Maybe the least known but most influential of all the stand-up comics of the 1940s and 1950s was Richard “Lord” Buckley (1906-1960) part comedian/ part conceptual artist and poet whose stage routines consisted of monologues delivered in a hip lingo influenced by jazz but was partly self-invented. Buckley utilized various vocal styles that segued from a Southern “cracker” voice to that of a black jazz musician to a British lord to nonsense syllables and sound effect; he referred to his style as “hipsemantic.” Purportedly born dirt poor in northern California to parents with some Native American blood, Buckley learned to hustle for work at everything from a truck driver to a lumberjack. He honed his performance skills in the speakeasies of Chicago in the late 1930s, then entertained troops during World War II as part of the same USO tours that featured Bob Hope and Betty Grable. By the heyday of the Beatniks, he had inhabited his alter ego as a British “lord” (he called each of his six wives, of whom he had six, Lady Buckley) and begun to play in jazz clubs in and around Los Angeles where he caught the eyes, ears, and imaginations of budding Beatniks. Musician David Amram, who was friends with both Buckley and Kerouac, said Kerouac could “quote the comic’s routines from memory.” Ferlinghetti has acknowledged Buckley’s influence on his own poetry and even published a book of his stage routines, called Hiperama of the Classics. Two of Buckley’s biggest fans were, surprisingly, John Lennon and George Harrison of the Beatles, the latter writing a song for Buckley (“Crackerjack Palace”), the title referencing the name Buckley gave to his own home.

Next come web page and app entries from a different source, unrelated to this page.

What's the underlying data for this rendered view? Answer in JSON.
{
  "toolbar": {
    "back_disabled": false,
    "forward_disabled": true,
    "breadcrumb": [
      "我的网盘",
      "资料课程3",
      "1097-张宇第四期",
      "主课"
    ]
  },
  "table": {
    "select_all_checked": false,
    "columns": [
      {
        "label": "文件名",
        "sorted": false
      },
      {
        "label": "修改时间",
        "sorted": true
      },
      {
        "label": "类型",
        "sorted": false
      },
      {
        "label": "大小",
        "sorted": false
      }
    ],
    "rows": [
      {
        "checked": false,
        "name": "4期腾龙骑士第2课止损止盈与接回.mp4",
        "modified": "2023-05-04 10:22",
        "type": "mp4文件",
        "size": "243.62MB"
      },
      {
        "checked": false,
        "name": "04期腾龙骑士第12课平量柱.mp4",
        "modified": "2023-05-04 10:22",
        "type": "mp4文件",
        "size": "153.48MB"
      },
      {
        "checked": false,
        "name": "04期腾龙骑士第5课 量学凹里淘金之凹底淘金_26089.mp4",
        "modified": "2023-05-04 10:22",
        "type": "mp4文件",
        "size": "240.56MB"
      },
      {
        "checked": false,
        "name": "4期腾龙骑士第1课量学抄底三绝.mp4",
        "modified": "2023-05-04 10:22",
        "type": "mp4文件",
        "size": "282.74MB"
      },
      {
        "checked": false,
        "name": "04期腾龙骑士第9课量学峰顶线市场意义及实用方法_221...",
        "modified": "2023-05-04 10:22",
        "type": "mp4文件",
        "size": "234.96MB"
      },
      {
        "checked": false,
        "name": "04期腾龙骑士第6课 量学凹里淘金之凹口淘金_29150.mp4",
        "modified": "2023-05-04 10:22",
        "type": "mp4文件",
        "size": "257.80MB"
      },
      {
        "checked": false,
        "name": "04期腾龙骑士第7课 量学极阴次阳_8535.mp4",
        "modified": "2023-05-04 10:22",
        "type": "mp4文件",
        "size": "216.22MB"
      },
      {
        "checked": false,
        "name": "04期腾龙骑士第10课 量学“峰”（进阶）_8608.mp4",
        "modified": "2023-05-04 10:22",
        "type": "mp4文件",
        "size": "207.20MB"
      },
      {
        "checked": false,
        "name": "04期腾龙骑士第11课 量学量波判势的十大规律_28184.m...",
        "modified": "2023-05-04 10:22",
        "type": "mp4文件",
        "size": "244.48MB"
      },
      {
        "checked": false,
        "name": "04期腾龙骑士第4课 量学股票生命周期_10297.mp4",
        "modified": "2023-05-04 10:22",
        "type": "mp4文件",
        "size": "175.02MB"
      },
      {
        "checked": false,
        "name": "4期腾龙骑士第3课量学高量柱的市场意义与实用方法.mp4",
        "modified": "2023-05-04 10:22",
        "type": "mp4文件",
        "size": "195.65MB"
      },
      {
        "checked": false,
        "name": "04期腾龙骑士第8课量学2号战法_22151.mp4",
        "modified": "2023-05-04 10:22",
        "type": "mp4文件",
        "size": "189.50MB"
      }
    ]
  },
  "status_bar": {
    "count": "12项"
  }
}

Lenny Bruce also admitted his debt to Buckley.
Buckley’s most famous routines were “The Nazz,” a hip but non blasphemous retelling of the life of Jesus of Nazareth (thus “Nazz”) that ends, “Can you dig eternity?”
Here is an excerpt from a live performance in 1960 at the Gate of Horn in Chicago:

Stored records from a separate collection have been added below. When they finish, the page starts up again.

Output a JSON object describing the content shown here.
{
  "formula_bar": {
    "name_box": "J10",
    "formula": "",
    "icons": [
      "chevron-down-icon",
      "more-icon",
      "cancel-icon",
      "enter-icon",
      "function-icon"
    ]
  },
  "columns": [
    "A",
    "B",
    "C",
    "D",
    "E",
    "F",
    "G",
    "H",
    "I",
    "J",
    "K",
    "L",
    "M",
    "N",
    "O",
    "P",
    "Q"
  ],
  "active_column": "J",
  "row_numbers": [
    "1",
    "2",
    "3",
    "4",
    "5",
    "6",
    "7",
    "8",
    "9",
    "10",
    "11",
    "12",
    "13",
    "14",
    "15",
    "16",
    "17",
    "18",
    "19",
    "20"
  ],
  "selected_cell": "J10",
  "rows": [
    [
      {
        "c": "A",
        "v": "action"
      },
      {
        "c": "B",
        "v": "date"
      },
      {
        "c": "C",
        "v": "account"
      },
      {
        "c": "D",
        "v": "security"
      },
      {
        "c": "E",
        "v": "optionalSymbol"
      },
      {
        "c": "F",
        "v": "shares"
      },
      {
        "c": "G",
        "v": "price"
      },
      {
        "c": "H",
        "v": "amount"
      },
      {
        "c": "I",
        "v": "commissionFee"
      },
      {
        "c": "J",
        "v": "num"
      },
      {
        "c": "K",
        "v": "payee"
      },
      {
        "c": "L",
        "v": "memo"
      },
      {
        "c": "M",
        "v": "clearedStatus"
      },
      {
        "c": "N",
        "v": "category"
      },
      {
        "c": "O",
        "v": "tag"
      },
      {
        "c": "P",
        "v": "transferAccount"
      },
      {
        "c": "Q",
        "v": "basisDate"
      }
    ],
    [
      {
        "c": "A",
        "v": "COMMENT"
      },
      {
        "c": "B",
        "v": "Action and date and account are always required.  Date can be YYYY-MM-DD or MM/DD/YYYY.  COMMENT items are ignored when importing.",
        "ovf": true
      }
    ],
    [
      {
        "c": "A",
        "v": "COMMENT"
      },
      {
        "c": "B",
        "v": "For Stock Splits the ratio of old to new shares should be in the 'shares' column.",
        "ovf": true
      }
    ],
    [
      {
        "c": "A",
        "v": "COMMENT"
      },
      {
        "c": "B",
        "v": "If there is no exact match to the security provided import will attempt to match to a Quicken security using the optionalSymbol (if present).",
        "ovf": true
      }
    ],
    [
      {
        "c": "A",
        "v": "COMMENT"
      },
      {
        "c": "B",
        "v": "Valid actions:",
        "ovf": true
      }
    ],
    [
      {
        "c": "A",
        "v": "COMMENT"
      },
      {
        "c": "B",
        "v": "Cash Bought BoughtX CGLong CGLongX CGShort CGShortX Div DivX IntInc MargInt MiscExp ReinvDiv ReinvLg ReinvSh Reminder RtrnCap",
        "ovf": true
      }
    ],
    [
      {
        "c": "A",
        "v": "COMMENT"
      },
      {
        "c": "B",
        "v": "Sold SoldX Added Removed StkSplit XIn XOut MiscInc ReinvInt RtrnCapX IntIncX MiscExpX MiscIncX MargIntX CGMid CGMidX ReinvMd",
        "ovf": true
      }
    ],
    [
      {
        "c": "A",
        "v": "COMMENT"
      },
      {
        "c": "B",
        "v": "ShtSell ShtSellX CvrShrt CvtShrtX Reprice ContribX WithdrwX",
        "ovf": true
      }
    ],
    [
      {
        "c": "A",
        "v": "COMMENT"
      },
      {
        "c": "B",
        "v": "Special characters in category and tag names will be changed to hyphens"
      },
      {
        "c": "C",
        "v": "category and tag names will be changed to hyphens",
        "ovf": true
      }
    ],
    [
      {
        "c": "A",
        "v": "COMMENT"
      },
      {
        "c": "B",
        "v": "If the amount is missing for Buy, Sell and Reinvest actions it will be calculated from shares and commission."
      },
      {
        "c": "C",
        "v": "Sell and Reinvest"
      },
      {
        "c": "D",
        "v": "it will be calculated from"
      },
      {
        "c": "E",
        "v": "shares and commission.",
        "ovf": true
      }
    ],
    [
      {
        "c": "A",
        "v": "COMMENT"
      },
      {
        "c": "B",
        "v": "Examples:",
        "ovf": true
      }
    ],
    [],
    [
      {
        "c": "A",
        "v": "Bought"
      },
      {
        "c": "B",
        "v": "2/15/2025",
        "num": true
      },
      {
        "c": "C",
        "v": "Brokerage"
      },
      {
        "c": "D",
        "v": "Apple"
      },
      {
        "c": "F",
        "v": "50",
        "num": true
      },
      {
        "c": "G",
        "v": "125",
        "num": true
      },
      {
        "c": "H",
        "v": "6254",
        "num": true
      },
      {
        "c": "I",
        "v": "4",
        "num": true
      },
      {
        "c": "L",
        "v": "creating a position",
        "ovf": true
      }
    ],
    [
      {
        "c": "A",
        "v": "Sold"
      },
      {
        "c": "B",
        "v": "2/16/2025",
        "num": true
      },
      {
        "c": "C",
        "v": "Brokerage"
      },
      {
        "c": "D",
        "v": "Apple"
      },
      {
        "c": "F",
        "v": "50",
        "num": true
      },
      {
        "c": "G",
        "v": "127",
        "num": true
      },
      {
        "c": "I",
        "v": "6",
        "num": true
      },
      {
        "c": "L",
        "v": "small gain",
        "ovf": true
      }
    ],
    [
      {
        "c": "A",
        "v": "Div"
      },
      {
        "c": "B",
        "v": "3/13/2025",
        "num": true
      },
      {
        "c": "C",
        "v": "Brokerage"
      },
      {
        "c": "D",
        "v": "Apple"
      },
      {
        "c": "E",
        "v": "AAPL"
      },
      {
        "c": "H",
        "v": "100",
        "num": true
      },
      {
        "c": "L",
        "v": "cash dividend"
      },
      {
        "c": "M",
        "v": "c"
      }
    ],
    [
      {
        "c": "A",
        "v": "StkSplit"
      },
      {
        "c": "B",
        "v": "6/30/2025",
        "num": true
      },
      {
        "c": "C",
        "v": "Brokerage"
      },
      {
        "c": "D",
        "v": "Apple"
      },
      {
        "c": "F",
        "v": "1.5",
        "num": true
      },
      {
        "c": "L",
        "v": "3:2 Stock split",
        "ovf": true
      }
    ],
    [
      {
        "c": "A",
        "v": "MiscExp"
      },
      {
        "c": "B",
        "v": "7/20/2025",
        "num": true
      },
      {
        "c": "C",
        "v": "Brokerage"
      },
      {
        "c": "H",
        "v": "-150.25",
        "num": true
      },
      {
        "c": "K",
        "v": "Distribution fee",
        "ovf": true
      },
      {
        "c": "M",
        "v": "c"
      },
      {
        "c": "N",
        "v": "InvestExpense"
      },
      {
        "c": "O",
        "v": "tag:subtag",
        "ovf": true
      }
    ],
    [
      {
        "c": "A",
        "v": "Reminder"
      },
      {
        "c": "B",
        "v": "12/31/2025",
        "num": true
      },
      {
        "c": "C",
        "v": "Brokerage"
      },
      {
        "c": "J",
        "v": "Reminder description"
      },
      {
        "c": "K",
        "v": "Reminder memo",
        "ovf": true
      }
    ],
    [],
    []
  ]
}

Lord Buckley/”The Nazz”:
“The Hip Gahn” (about Gandhi) and his own version of the Gettysburg Address, which opened with “Four big hits and seven licks ago, our before-daddies swung forth upon this sweet groovy land a jumpin’, wailin’, stompin’, swingin’ new nation, hip to the cool sweet groove of liberty and solid sent upon the Ace lick dat all cats and kiddies red white or blue is created level in front…”
Here is a complete, if composite, version of Buckley offering his interpretation of the Gettysburg Address:
The Gettysburg Address (complete) by Lord Buckley:
And yet, arguably Lord Buckley’s most impressive feat was pulling the wool over the eyes of the greatest trickster of them all, Groucho Marx. Appearing as a contestant in the late 1950s on Groucho’s popular TV show You Bet Your Life, Buckley pretended to be a “normal” American—claiming to work for “Dig” magazine as a “philosopher of digology.” Dressed like a distinguished gentleman, Buckley towered over Groucho and the other contestant, a chatty housewife from Ohio (“Gerry”). During their conversation, Buckley led Groucho on, lapsing here and there into his “hipsemantic” lingo. It was a high-wire act, to be sure (TV back then was broadcast live) but he makes it work. At the end, Groucho begrudgingly tells him, “You look like a very wealthy and successful confidence man.” To which Lord Buckley, taking that as the highest of complements, says, “Thank you.”
Lord Buckley on You Bet Your Life:
Jack Kerouac sings “Ain’t We Got Fun”:
“Crackerjack Palace” George Harrison’s tribute to Lord Buckley: